### [TASK]
Return every line of the data below that includes the string "Vanessa".

+++

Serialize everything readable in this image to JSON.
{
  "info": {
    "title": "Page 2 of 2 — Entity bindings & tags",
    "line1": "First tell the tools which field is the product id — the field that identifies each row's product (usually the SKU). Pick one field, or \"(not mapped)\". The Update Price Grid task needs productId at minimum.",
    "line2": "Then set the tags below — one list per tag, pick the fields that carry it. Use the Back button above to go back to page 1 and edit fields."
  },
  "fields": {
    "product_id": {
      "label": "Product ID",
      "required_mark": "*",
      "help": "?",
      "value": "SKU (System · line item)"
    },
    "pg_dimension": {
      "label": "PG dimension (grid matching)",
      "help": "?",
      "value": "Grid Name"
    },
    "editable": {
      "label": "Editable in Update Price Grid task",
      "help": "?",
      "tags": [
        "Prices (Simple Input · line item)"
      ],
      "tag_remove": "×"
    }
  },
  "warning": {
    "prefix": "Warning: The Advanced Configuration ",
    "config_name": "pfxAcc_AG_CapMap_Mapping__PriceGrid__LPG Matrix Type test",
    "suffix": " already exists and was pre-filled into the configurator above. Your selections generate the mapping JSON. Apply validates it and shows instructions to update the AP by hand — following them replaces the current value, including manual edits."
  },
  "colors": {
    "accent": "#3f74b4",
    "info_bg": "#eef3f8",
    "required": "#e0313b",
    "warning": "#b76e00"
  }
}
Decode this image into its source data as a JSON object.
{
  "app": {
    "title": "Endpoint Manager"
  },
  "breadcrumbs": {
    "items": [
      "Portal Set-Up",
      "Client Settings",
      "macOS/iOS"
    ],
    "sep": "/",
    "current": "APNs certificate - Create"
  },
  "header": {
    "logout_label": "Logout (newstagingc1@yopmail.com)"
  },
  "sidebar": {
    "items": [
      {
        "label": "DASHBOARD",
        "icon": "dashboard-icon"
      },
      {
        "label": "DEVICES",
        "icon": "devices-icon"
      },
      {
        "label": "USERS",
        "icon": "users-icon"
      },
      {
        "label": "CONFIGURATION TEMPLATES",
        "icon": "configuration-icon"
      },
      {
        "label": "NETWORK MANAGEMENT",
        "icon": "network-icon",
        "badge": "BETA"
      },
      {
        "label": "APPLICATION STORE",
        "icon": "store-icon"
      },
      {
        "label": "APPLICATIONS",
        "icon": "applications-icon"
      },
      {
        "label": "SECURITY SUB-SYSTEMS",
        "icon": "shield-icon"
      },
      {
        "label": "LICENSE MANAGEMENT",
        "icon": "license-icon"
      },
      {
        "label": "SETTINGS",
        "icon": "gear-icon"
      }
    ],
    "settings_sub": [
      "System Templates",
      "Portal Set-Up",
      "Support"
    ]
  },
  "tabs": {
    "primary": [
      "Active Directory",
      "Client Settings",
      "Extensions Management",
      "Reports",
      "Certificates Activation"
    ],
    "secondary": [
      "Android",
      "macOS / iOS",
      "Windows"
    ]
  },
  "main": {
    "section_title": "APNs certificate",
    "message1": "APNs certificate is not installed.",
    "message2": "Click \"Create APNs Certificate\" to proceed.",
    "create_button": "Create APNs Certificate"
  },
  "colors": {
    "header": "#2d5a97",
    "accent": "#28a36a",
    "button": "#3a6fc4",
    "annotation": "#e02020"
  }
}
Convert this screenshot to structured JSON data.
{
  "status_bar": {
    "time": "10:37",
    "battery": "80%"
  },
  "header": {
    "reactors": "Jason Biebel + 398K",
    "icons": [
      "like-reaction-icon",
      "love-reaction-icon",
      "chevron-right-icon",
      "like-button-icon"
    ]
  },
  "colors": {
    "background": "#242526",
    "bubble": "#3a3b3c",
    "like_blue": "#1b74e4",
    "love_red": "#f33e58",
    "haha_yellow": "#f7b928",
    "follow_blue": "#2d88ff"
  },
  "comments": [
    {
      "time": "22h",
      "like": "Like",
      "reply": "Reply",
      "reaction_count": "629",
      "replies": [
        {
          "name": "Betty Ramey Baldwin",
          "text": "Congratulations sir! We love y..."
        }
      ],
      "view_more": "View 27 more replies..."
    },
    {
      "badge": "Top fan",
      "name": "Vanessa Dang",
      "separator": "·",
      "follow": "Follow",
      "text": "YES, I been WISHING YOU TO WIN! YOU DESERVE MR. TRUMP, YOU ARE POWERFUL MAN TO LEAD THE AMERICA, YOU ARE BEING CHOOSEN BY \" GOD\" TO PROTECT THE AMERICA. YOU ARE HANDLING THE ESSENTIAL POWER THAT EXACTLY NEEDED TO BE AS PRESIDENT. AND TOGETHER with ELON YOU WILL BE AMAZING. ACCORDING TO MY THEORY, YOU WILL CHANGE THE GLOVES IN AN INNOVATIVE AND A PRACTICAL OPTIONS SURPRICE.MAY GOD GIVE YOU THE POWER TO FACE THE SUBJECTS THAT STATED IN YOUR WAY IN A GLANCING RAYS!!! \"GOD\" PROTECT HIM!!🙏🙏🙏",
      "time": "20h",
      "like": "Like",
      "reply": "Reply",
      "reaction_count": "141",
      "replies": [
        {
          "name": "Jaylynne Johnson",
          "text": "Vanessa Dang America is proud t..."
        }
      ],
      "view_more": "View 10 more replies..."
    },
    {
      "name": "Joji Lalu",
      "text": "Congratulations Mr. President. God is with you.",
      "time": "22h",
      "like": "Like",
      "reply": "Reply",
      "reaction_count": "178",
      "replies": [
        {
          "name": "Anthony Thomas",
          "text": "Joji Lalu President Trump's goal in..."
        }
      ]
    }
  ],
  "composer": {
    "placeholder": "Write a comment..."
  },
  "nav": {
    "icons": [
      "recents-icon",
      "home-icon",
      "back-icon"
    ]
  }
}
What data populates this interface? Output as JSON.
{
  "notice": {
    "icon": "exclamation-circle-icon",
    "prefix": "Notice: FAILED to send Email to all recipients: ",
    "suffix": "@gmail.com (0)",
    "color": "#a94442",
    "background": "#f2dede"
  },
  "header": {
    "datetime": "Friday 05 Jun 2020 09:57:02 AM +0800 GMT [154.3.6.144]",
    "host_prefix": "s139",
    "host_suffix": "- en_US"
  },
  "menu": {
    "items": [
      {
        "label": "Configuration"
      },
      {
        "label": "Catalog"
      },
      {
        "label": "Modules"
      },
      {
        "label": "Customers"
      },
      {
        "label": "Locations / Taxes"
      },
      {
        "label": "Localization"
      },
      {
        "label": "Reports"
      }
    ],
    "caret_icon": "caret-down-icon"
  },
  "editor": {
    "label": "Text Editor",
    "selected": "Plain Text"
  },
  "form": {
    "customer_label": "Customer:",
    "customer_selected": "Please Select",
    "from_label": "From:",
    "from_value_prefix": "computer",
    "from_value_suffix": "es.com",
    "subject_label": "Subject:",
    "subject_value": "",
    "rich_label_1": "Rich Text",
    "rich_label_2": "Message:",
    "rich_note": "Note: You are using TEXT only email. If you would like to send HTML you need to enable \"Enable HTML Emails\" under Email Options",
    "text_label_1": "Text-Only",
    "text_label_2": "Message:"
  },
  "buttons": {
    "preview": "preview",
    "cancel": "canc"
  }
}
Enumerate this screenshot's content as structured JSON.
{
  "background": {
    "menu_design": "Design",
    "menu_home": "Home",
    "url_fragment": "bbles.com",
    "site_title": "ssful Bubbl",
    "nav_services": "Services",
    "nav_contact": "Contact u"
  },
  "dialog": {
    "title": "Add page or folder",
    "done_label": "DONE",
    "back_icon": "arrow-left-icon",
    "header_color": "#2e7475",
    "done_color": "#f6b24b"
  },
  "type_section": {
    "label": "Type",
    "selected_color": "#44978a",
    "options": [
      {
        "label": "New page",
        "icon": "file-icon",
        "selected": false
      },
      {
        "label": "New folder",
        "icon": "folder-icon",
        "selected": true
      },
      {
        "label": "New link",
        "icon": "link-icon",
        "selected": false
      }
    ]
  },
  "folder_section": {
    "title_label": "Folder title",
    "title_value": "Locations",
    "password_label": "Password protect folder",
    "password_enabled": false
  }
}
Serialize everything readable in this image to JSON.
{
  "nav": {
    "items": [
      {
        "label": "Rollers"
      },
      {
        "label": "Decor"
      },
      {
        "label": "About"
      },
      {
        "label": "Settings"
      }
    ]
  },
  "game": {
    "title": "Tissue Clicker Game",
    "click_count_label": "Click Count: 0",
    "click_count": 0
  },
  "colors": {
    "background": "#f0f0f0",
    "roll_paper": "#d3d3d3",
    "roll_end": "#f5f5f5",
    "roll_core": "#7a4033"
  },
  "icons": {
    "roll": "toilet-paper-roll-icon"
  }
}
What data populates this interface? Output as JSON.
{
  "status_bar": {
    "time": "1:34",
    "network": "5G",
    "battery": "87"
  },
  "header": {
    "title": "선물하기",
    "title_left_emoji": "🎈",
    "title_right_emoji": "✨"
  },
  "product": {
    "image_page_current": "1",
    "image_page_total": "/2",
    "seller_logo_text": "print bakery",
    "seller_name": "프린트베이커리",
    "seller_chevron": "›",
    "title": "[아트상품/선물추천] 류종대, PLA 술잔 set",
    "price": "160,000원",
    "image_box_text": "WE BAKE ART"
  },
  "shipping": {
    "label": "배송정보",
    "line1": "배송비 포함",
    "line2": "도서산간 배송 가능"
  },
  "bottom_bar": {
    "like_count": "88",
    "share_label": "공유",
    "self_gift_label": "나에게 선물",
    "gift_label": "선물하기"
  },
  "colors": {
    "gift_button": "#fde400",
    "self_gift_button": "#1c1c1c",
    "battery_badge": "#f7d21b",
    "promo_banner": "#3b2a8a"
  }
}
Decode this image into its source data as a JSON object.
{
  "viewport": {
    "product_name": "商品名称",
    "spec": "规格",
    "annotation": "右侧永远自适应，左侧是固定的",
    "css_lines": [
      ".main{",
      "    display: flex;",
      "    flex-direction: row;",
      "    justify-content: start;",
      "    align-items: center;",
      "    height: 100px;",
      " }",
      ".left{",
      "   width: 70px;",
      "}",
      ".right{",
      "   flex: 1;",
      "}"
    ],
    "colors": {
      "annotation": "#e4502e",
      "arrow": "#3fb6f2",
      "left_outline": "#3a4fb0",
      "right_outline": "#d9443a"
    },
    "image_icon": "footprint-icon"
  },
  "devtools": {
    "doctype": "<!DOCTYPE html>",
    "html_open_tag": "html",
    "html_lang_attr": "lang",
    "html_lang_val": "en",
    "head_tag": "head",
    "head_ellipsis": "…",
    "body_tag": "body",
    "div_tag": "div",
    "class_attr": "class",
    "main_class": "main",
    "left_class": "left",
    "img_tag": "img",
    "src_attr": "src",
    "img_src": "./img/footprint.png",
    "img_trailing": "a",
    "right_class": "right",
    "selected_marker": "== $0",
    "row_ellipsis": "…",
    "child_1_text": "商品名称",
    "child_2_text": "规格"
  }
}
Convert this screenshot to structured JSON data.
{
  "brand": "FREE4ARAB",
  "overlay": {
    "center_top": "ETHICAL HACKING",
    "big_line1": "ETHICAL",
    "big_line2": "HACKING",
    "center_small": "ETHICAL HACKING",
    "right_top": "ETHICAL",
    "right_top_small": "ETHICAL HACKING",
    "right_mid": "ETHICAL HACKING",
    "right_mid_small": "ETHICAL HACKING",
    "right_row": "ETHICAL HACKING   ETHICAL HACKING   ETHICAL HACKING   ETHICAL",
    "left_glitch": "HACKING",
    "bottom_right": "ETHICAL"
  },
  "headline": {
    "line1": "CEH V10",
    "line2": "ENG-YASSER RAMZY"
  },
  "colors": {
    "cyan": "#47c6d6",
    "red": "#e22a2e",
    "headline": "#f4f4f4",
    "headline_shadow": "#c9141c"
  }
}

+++

### [WRITTEN REPLY]
      "name": "Vanessa Dang",
          "text": "Vanessa Dang America is proud t..."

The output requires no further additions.